our everyday life

Classes to Become a Pharmacist Assistant

by Dr. Kelly S. Meier

A pharmacist assistant provides assistance to pharmacists by stocking medications, filling prescriptions and interacting with patients. If you are interested in this career, completing a college certificate program will prepare you for a starting position. In 2010, the Bureau of Labor Statistics reported that pharmacist assistants earned an annual median salary of $28,400. Many programs offer online completion options. Be sure to check the certification guidelines required by your state to ensure the program you select will meet the required qualifications.

Administrative Basics

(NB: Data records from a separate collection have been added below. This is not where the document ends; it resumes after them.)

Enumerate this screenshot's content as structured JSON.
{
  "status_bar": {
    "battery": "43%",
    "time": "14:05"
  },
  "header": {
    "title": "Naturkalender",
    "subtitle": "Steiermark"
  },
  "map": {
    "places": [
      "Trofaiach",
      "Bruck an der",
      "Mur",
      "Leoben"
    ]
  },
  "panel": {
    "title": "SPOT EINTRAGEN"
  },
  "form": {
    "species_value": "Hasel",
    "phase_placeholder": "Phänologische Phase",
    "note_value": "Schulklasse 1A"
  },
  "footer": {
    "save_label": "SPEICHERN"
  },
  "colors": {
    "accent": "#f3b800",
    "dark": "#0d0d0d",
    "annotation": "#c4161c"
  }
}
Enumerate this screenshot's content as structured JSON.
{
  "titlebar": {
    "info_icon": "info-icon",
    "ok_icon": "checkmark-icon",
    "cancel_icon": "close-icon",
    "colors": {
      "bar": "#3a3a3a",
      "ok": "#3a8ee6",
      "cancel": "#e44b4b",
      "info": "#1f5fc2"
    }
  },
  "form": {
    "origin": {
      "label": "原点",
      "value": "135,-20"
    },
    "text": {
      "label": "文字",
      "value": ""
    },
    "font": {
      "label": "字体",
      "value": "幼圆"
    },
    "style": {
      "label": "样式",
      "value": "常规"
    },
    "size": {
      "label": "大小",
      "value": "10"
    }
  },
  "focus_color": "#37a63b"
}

An overview class on pharmacy administration is one of the first classes you will take. This class will help you understand how a pharmacy works and the functions of each staff member. A pharmacy administration class will also cover maintaining inventory and accounting practices. You will learn about insurance carriers and billing issues in a health care systems course. Critical to navigating the pharmaceutical environment is a strong understanding of the language used. A medical terminology class will help you learn the terms associated with medical prescriptions and some relevant side effects.

Health & Wellness

Your program will include a few courses related to the human body. This will provide you with the background necessary to communicate with patients and medical personnel. Plan on taking courses that cover the digestive, respiratory and reproductive systems. You will also enroll in an anatomy and physiology class. A nutrition class will give you working knowledge of how dietary choices impact human biology.

Pharmacology

Expect to take a course about pharmaceutical calculations. In this class, you will learn about converting prescribed medications, preparing and packaging medications for children, and mixing medications on-site. Similarly, a pharmacology course will expose you to compounding rules and specific mixture directions based upon manufacturer guidelines. Finally, many programs include a basic chemistry course to help you understand the chemical composition of drugs and potential interaction issues.

Externship

An externship serves as a capstone to your certificate program. You will be placed in a pharmacy setting and have the opportunity to put your classroom learning into action. Many programs will create a progressive externship that allows you to experience a variety of different settings. For example, you may serve in a hospital setting, clinical pharmacy or commercial operation. Learning from seasoned professionals will help you feel more prepared when you take your certification exam. In some cases, an externship can also lead to a paid position upon graduation.

About the Author

Dr. Kelly S. Meier is a professor and college administrator for a large public institution in Minnesota. She received her undergraduate degree from Western Illinois University and her master's degree and doctorate from Minnesota State University, Mankato. She has published more than 15 books on education, group development and diversity.

Photo Credits

  • Digital Vision./Digital Vision/Getty Images